## PROBLEM DESCRIPTION
Select the lines of the records containing the word "photo" and list them.

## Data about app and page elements
== Segment start ==
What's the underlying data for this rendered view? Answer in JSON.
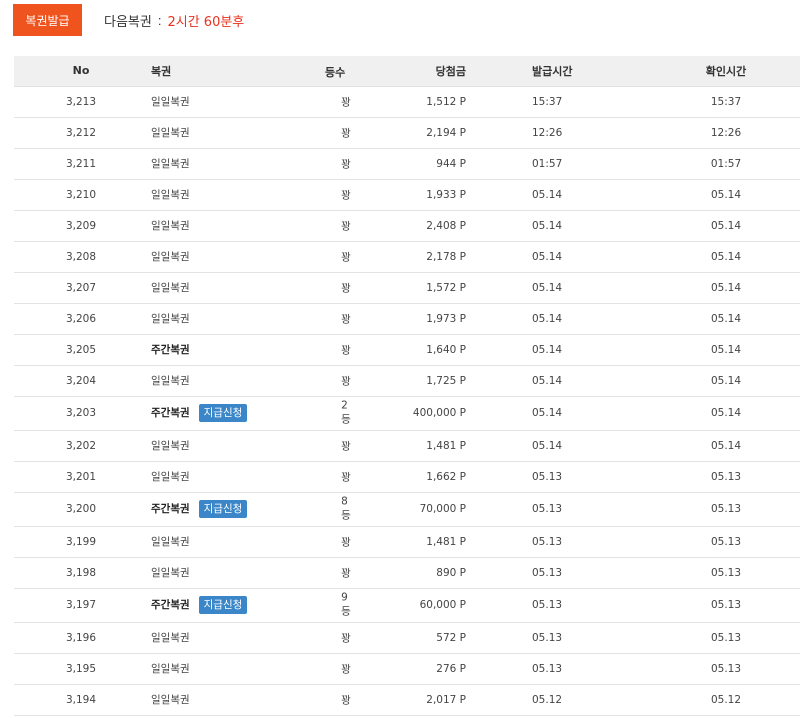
{
  "top": {
    "issue_button": "복권발급",
    "next_label": "다음복권",
    "next_sep": ":",
    "next_time": "2시간 60분후"
  },
  "table": {
    "headers": {
      "no": "No",
      "name": "복권",
      "rank": "등수",
      "prize": "당첨금",
      "issue": "발급시간",
      "check": "확인시간"
    },
    "rows": [
      {
        "no": "3,213",
        "name": "일일복권",
        "bold": false,
        "apply": "",
        "rank": "꽝",
        "prize": "1,512 P",
        "issue": "15:37",
        "check": "15:37"
      },
      {
        "no": "3,212",
        "name": "일일복권",
        "bold": false,
        "apply": "",
        "rank": "꽝",
        "prize": "2,194 P",
        "issue": "12:26",
        "check": "12:26"
      },
      {
        "no": "3,211",
        "name": "일일복권",
        "bold": false,
        "apply": "",
        "rank": "꽝",
        "prize": "944 P",
        "issue": "01:57",
        "check": "01:57"
      },
      {
        "no": "3,210",
        "name": "일일복권",
        "bold": false,
        "apply": "",
        "rank": "꽝",
        "prize": "1,933 P",
        "issue": "05.14",
        "check": "05.14"
      },
      {
        "no": "3,209",
        "name": "일일복권",
        "bold": false,
        "apply": "",
        "rank": "꽝",
        "prize": "2,408 P",
        "issue": "05.14",
        "check": "05.14"
      },
      {
        "no": "3,208",
        "name": "일일복권",
        "bold": false,
        "apply": "",
        "rank": "꽝",
        "prize": "2,178 P",
        "issue": "05.14",
        "check": "05.14"
      },
      {
        "no": "3,207",
        "name": "일일복권",
        "bold": false,
        "apply": "",
        "rank": "꽝",
        "prize": "1,572 P",
        "issue": "05.14",
        "check": "05.14"
      },
      {
        "no": "3,206",
        "name": "일일복권",
        "bold": false,
        "apply": "",
        "rank": "꽝",
        "prize": "1,973 P",
        "issue": "05.14",
        "check": "05.14"
      },
      {
        "no": "3,205",
        "name": "주간복권",
        "bold": true,
        "apply": "",
        "rank": "꽝",
        "prize": "1,640 P",
        "issue": "05.14",
        "check": "05.14"
      },
      {
        "no": "3,204",
        "name": "일일복권",
        "bold": false,
        "apply": "",
        "rank": "꽝",
        "prize": "1,725 P",
        "issue": "05.14",
        "check": "05.14"
      },
      {
        "no": "3,203",
        "name": "주간복권",
        "bold": true,
        "apply": "지급신청",
        "rank": "2등",
        "prize": "400,000 P",
        "issue": "05.14",
        "check": "05.14"
      },
      {
        "no": "3,202",
        "name": "일일복권",
        "bold": false,
        "apply": "",
        "rank": "꽝",
        "prize": "1,481 P",
        "issue": "05.14",
        "check": "05.14"
      },
      {
        "no": "3,201",
        "name": "일일복권",
        "bold": false,
        "apply": "",
        "rank": "꽝",
        "prize": "1,662 P",
        "issue": "05.13",
        "check": "05.13"
      },
      {
        "no": "3,200",
        "name": "주간복권",
        "bold": true,
        "apply": "지급신청",
        "rank": "8등",
        "prize": "70,000 P",
        "issue": "05.13",
        "check": "05.13"
      },
      {
        "no": "3,199",
        "name": "일일복권",
        "bold": false,
        "apply": "",
        "rank": "꽝",
        "prize": "1,481 P",
        "issue": "05.13",
        "check": "05.13"
      },
      {
        "no": "3,198",
        "name": "일일복권",
        "bold": false,
        "apply": "",
        "rank": "꽝",
        "prize": "890 P",
        "issue": "05.13",
        "check": "05.13"
      },
      {
        "no": "3,197",
        "name": "주간복권",
        "bold": true,
        "apply": "지급신청",
        "rank": "9등",
        "prize": "60,000 P",
        "issue": "05.13",
        "check": "05.13"
      },
      {
        "no": "3,196",
        "name": "일일복권",
        "bold": false,
        "apply": "",
        "rank": "꽝",
        "prize": "572 P",
        "issue": "05.13",
        "check": "05.13"
      },
      {
        "no": "3,195",
        "name": "일일복권",
        "bold": false,
        "apply": "",
        "rank": "꽝",
        "prize": "276 P",
        "issue": "05.13",
        "check": "05.13"
      },
      {
        "no": "3,194",
        "name": "일일복권",
        "bold": false,
        "apply": "",
        "rank": "꽝",
        "prize": "2,017 P",
        "issue": "05.12",
        "check": "05.12"
      }
    ]
  },
  "colors": {
    "accent": "#f0541e",
    "apply_button": "#3a86c8",
    "timer_text": "#e8321e",
    "header_bg": "#f0f0f0"
  }
}
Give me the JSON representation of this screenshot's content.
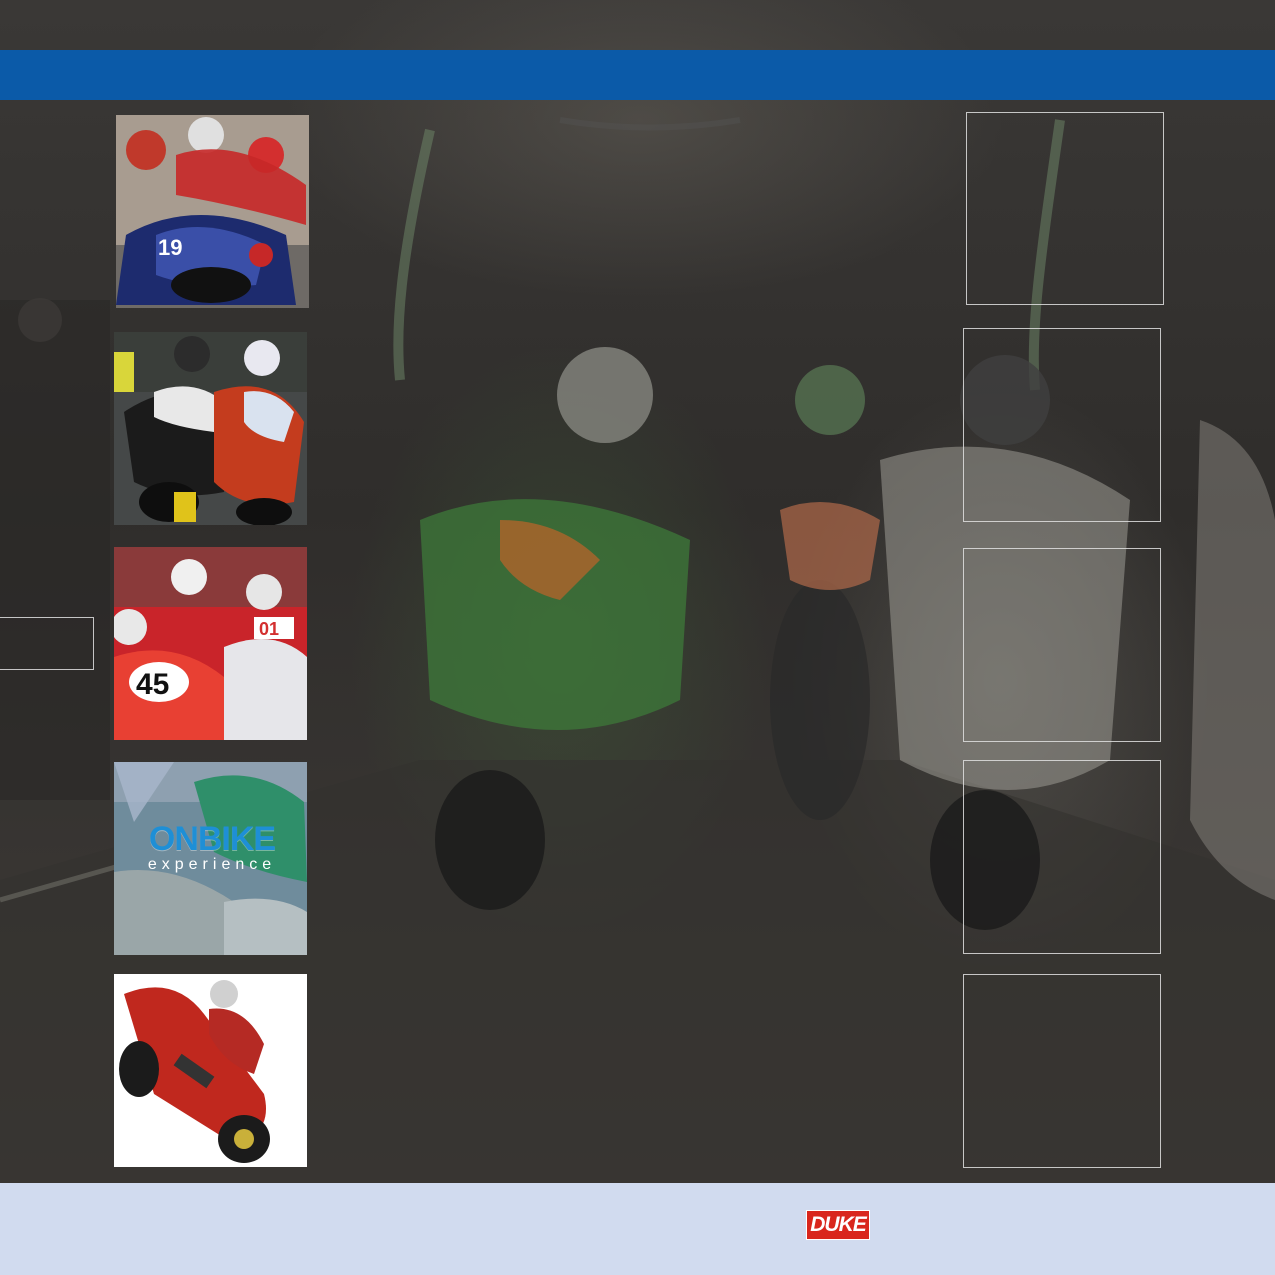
{
  "colors": {
    "top_band": "#0b5aa8",
    "bottom_band": "#d1dbef",
    "logo_red": "#d9261c",
    "onbike_blue": "#1e8fd6"
  },
  "logo": {
    "text": "DUKE"
  },
  "thumbnails": [
    {
      "name": "superbike-pack-photo"
    },
    {
      "name": "road-race-duel-photo"
    },
    {
      "name": "number-45-race-photo"
    },
    {
      "name": "onbike-experience-cover",
      "title": "ONBIKE",
      "subtitle": "experience"
    },
    {
      "name": "stunt-wheelie-photo"
    }
  ],
  "frames": [
    {
      "name": "empty-frame-1"
    },
    {
      "name": "empty-frame-2"
    },
    {
      "name": "empty-frame-3"
    },
    {
      "name": "empty-frame-4"
    },
    {
      "name": "empty-frame-5"
    },
    {
      "name": "left-edge-frame"
    }
  ]
}
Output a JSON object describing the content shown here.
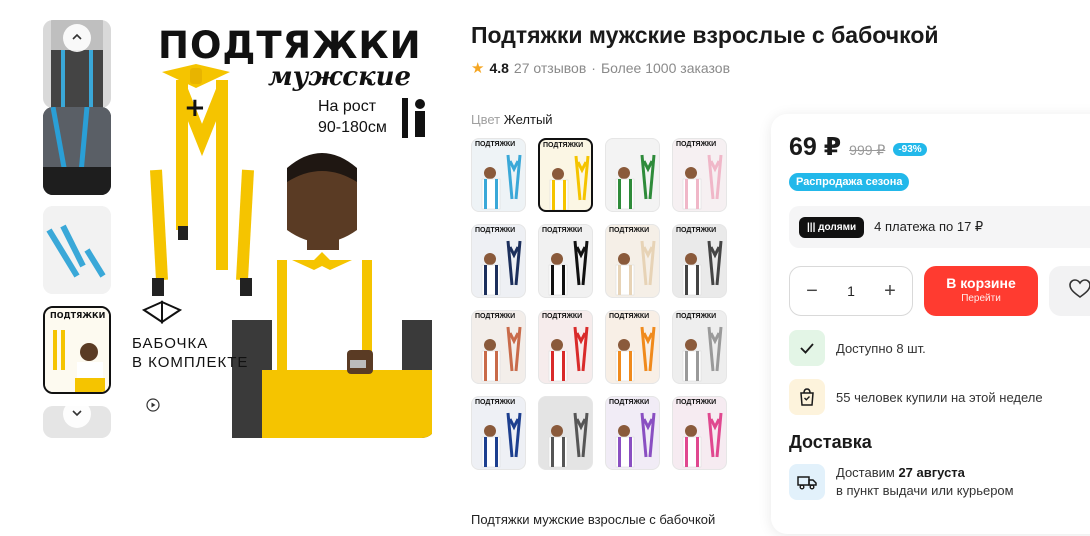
{
  "gallery": {
    "main_title": "ПОДТЯЖКИ",
    "main_subtitle": "мужские",
    "height_label_1": "На рост",
    "height_label_2": "90-180см",
    "bow_label_1": "БАБОЧКА",
    "bow_label_2": "В КОМПЛЕКТЕ",
    "thumb_up_icon": "chevron-up-icon",
    "thumb_down_icon": "chevron-down-icon",
    "play_icon": "play-icon"
  },
  "product": {
    "title": "Подтяжки мужские взрослые с бабочкой",
    "rating": "4.8",
    "reviews": "27 отзывов",
    "separator": "·",
    "orders": "Более 1000 заказов",
    "color_label": "Цвет",
    "color_value": "Желтый",
    "description": "Подтяжки мужские взрослые с бабочкой"
  },
  "swatches": [
    {
      "label": "ПОДТЯЖКИ",
      "color": "#3aa8d8",
      "bg": "#eef3f6",
      "active": false
    },
    {
      "label": "ПОДТЯЖКИ",
      "color": "#f5c400",
      "bg": "#fbf6e4",
      "active": true
    },
    {
      "label": "",
      "color": "#2e8b3a",
      "bg": "#f3f3f3",
      "active": false
    },
    {
      "label": "ПОДТЯЖКИ",
      "color": "#f0b7c8",
      "bg": "#f6f0f2",
      "active": false
    },
    {
      "label": "ПОДТЯЖКИ",
      "color": "#1c2f5c",
      "bg": "#eef0f4",
      "active": false
    },
    {
      "label": "ПОДТЯЖКИ",
      "color": "#111111",
      "bg": "#f1f1f1",
      "active": false
    },
    {
      "label": "ПОДТЯЖКИ",
      "color": "#e7d3b6",
      "bg": "#f5efe7",
      "active": false
    },
    {
      "label": "ПОДТЯЖКИ",
      "color": "#444444",
      "bg": "#eaeaea",
      "active": false
    },
    {
      "label": "ПОДТЯЖКИ",
      "color": "#c96b4a",
      "bg": "#f3eeea",
      "active": false
    },
    {
      "label": "ПОДТЯЖКИ",
      "color": "#d92b2b",
      "bg": "#f6ecec",
      "active": false
    },
    {
      "label": "ПОДТЯЖКИ",
      "color": "#f08a1c",
      "bg": "#f8efe6",
      "active": false
    },
    {
      "label": "ПОДТЯЖКИ",
      "color": "#9a9a9a",
      "bg": "#eeeeee",
      "active": false
    },
    {
      "label": "ПОДТЯЖКИ",
      "color": "#1d3f8f",
      "bg": "#eef0f5",
      "active": false
    },
    {
      "label": "",
      "color": "#555555",
      "bg": "#e4e4e4",
      "active": false
    },
    {
      "label": "ПОДТЯЖКИ",
      "color": "#8a4fc2",
      "bg": "#f1ecf6",
      "active": false
    },
    {
      "label": "ПОДТЯЖКИ",
      "color": "#e0488f",
      "bg": "#f6ebf1",
      "active": false
    }
  ],
  "buy": {
    "price": "69 ₽",
    "old_price": "999 ₽",
    "discount": "-93%",
    "sale_badge": "Распродажа сезона",
    "dolyami_label": "||| долями",
    "installments_text": "4 платежа по 17 ₽",
    "close_icon": "close-icon",
    "quantity": "1",
    "minus": "−",
    "plus": "+",
    "cart_label": "В корзине",
    "cart_sub": "Перейти",
    "heart_icon": "heart-icon",
    "stock_text": "Доступно 8 шт.",
    "weekly_text": "55 человек купили на этой неделе",
    "delivery_title": "Доставка",
    "delivery_prefix": "Доставим",
    "delivery_date": "27 августа",
    "delivery_sub": "в пункт выдачи или курьером"
  },
  "colors": {
    "accent_red": "#ff3b30",
    "accent_blue": "#22b8ea",
    "star": "#f5a623",
    "suspender_yellow": "#f5c400"
  }
}
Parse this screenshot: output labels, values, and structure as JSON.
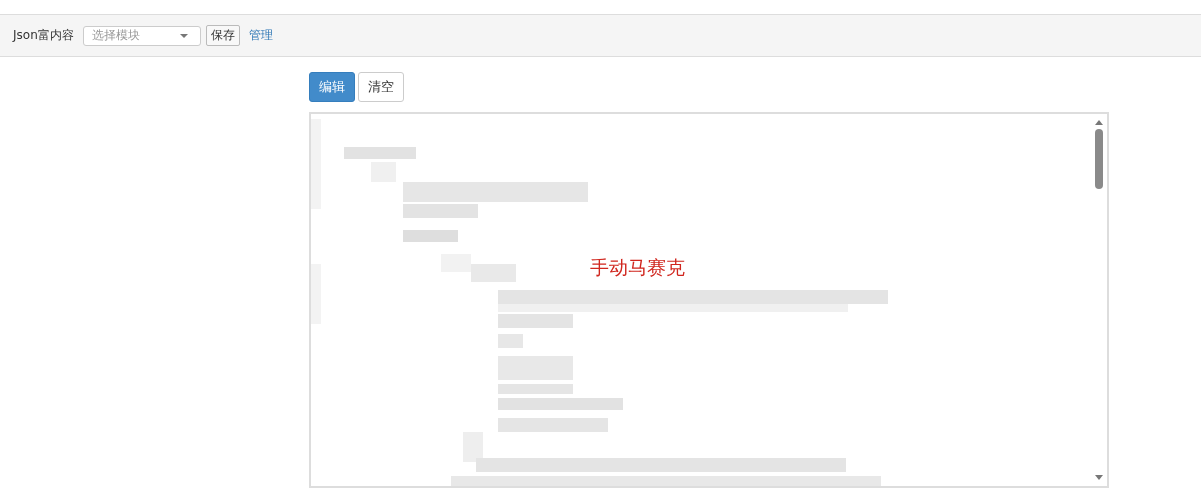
{
  "toolbar": {
    "label": "Json富内容",
    "module_select": {
      "placeholder": "选择模块"
    },
    "save_button": "保存",
    "manage_link": "管理"
  },
  "editor_actions": [
    {
      "label": "编辑",
      "kind": "primary"
    },
    {
      "label": "清空",
      "kind": "default"
    }
  ],
  "editor": {
    "annotation": "手动马赛克"
  }
}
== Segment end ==
## REPLY
      "name": "superbike-pack-photo"
      "name": "road-race-duel-photo"
      "name": "number-45-race-photo"
      "name": "stunt-wheelie-photo"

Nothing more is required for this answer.